Across the data below, how many lines hold "family"? Answer with that number and nothing else.

##########

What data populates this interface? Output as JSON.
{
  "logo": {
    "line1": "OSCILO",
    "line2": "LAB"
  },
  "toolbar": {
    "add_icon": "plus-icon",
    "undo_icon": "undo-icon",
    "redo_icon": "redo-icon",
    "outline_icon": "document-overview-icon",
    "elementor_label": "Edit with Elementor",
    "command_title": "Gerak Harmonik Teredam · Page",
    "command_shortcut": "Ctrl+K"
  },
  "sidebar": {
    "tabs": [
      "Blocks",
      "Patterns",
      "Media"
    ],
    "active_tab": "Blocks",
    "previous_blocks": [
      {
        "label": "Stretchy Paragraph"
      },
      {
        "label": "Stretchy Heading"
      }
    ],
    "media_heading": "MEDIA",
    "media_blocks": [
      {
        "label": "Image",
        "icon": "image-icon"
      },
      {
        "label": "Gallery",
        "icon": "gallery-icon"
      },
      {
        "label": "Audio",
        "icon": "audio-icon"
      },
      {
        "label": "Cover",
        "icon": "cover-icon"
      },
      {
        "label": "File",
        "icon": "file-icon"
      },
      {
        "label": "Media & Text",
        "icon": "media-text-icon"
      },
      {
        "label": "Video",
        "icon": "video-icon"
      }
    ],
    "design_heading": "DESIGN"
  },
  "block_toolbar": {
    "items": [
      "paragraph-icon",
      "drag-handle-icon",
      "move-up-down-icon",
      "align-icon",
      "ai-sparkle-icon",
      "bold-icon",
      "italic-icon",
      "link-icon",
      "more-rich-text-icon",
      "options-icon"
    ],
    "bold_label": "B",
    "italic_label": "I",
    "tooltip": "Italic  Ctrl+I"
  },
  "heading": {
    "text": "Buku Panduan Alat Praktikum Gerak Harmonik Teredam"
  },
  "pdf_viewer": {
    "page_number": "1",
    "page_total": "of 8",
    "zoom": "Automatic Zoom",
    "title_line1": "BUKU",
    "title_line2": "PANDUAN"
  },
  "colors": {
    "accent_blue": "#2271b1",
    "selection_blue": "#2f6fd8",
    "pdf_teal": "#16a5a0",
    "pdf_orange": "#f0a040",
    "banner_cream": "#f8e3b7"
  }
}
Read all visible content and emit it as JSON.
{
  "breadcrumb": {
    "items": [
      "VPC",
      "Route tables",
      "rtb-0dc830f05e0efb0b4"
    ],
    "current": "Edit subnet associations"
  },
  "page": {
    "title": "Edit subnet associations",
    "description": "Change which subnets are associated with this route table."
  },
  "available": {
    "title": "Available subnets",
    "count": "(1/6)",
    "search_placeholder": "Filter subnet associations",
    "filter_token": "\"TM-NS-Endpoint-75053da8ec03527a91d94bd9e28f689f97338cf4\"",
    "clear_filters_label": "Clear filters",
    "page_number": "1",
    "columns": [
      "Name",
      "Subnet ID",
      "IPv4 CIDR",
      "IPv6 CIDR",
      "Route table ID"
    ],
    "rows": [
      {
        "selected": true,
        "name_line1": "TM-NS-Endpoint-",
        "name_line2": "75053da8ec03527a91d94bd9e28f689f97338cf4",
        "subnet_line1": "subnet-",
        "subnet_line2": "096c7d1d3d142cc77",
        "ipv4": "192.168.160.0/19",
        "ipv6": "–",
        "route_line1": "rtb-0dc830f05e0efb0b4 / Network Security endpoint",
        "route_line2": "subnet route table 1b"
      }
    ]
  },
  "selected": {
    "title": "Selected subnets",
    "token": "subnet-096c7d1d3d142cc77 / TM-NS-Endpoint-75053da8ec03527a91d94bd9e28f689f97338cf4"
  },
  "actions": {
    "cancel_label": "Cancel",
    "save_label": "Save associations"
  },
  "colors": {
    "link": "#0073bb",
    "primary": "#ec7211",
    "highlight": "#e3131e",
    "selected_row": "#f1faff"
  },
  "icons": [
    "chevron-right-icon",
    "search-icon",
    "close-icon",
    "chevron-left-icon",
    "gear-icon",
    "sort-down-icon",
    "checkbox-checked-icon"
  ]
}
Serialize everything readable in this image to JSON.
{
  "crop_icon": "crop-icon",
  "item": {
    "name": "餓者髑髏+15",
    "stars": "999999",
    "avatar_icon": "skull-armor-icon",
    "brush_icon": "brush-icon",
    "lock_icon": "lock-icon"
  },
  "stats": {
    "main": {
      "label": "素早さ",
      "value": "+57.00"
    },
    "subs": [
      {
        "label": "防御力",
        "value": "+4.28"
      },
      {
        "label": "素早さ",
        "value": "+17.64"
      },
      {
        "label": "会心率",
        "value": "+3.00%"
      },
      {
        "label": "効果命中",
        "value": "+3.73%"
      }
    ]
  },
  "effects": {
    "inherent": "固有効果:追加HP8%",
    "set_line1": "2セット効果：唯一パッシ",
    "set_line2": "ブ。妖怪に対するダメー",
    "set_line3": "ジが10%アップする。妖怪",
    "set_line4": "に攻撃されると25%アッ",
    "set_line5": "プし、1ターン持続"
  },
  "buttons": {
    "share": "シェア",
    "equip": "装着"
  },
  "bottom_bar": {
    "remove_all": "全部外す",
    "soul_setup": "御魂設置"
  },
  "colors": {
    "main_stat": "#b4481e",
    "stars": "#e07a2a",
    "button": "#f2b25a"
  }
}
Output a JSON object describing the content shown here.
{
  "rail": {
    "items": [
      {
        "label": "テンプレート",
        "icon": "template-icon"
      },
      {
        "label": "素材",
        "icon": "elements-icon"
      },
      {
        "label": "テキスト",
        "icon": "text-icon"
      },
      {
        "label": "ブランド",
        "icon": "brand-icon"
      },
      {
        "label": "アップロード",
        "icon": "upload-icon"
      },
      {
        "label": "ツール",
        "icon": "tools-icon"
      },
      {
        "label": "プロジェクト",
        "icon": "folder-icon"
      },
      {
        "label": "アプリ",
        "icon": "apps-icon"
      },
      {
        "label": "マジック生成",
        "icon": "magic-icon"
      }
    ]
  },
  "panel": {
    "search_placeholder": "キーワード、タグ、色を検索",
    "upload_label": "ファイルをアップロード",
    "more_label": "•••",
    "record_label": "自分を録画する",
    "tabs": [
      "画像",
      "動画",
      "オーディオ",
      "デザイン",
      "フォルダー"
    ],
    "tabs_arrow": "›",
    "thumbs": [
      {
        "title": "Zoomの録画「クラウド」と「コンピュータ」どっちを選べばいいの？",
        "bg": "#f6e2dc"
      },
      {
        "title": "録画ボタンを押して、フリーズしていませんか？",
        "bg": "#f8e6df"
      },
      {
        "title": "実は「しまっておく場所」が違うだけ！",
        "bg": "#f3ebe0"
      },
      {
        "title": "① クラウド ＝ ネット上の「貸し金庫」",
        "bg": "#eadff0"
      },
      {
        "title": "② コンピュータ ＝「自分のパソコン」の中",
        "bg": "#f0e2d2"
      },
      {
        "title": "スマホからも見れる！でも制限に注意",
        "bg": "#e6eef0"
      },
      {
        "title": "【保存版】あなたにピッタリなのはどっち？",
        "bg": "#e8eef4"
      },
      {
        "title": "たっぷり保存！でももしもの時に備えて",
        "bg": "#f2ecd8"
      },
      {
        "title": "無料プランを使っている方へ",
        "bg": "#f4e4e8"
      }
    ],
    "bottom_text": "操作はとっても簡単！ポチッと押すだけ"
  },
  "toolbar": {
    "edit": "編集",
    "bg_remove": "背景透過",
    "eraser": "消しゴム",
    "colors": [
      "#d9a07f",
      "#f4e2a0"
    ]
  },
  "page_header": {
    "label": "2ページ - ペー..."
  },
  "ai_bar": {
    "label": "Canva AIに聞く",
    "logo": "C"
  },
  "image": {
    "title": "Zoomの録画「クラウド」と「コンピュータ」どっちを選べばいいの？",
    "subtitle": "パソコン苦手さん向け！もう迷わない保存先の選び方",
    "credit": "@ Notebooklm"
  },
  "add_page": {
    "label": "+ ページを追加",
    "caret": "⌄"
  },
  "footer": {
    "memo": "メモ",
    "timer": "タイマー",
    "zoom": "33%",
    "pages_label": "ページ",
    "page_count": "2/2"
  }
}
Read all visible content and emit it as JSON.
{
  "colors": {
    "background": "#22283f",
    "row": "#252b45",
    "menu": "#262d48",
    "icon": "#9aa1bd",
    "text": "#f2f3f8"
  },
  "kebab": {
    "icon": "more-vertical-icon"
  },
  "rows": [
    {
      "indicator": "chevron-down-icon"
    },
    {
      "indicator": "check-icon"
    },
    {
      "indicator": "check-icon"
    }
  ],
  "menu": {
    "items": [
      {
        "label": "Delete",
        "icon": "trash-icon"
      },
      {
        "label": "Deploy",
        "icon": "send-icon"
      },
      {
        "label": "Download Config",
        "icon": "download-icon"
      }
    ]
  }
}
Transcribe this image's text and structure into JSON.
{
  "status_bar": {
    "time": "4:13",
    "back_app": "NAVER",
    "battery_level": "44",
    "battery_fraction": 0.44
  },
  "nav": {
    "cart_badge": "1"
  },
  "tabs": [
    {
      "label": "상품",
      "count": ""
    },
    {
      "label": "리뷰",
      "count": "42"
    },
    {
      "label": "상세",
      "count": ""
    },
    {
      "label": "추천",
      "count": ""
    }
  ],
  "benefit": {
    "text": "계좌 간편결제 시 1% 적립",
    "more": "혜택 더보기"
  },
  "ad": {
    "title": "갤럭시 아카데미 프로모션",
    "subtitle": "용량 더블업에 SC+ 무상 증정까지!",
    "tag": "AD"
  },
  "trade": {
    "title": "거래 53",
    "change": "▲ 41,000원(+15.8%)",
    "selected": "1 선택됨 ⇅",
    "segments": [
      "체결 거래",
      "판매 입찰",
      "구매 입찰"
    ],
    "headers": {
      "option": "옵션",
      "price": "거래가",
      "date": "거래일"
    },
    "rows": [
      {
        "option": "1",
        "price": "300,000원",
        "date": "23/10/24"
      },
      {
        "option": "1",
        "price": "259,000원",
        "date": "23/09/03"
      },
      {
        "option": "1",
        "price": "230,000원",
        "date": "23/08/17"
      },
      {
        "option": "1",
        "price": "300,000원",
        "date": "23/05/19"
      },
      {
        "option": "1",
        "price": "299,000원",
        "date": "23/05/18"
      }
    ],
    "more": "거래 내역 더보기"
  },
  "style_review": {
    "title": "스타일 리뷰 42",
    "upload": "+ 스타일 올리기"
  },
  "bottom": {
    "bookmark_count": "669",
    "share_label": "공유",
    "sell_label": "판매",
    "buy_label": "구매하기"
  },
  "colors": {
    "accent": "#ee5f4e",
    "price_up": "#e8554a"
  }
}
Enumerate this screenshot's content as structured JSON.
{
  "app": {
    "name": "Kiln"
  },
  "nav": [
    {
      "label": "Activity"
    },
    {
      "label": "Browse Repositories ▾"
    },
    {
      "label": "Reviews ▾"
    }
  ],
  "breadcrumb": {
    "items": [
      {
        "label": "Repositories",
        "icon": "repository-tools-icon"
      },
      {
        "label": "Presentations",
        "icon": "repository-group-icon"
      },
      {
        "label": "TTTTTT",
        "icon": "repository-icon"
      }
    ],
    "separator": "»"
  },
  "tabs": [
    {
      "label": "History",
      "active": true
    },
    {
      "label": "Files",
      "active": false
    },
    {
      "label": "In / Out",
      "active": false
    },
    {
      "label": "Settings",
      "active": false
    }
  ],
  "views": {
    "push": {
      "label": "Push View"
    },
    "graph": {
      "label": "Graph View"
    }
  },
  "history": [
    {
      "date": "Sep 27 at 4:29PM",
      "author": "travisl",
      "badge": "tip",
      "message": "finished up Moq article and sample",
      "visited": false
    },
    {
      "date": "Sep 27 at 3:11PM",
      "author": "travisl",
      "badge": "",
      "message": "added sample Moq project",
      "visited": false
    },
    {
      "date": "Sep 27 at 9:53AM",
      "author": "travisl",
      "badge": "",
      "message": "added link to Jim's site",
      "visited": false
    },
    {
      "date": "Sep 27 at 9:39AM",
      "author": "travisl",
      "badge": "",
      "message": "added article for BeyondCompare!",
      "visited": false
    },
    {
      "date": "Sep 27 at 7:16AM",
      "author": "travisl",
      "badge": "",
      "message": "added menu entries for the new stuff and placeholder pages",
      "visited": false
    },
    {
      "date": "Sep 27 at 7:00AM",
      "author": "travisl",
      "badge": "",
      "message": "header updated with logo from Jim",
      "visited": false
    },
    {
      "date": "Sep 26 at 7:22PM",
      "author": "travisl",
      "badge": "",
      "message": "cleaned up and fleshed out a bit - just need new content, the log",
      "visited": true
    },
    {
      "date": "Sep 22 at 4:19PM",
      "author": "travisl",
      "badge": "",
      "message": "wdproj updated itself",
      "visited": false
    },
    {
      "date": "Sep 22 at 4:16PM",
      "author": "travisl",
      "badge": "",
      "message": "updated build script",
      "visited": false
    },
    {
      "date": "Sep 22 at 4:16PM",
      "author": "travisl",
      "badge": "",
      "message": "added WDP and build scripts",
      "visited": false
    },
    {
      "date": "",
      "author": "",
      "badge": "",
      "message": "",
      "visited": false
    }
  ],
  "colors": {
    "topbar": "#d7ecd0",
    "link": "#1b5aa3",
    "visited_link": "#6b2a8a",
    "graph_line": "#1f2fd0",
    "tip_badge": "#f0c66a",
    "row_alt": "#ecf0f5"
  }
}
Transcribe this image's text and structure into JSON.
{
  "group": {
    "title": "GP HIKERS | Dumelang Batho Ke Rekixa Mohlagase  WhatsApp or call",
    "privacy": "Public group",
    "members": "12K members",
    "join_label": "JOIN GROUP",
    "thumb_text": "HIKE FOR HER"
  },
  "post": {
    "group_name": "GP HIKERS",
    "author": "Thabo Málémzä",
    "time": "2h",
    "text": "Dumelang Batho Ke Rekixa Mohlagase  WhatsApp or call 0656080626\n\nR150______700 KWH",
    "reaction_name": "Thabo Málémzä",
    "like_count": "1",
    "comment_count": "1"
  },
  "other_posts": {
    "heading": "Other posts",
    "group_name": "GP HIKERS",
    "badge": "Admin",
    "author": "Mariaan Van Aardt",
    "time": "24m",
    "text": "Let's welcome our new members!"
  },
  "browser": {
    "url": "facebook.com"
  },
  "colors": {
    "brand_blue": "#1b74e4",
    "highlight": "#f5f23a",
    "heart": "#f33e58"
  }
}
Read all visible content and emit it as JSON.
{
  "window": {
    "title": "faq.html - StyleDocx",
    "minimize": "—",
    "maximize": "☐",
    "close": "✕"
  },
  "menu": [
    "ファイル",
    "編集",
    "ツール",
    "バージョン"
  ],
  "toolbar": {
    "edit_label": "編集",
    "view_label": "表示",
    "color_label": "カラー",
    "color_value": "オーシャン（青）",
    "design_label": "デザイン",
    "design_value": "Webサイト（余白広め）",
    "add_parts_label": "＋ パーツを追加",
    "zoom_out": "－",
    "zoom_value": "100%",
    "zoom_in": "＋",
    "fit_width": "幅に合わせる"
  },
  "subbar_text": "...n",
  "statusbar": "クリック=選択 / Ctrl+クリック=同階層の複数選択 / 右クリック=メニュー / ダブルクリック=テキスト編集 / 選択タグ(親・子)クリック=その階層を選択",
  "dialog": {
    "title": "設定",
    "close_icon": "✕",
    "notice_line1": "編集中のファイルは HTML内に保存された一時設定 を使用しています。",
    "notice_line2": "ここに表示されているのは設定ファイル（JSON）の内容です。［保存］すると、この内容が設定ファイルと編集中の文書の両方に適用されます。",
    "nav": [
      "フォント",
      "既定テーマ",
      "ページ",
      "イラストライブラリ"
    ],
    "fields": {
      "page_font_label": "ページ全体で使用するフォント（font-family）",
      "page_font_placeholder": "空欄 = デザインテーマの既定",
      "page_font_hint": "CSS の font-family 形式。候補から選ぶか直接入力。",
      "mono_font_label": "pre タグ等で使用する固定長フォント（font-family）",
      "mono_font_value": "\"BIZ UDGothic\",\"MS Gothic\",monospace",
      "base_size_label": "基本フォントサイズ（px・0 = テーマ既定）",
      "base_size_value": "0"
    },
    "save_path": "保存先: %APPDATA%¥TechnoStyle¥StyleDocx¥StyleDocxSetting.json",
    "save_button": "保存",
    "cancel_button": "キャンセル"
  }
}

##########

Solution for this task
3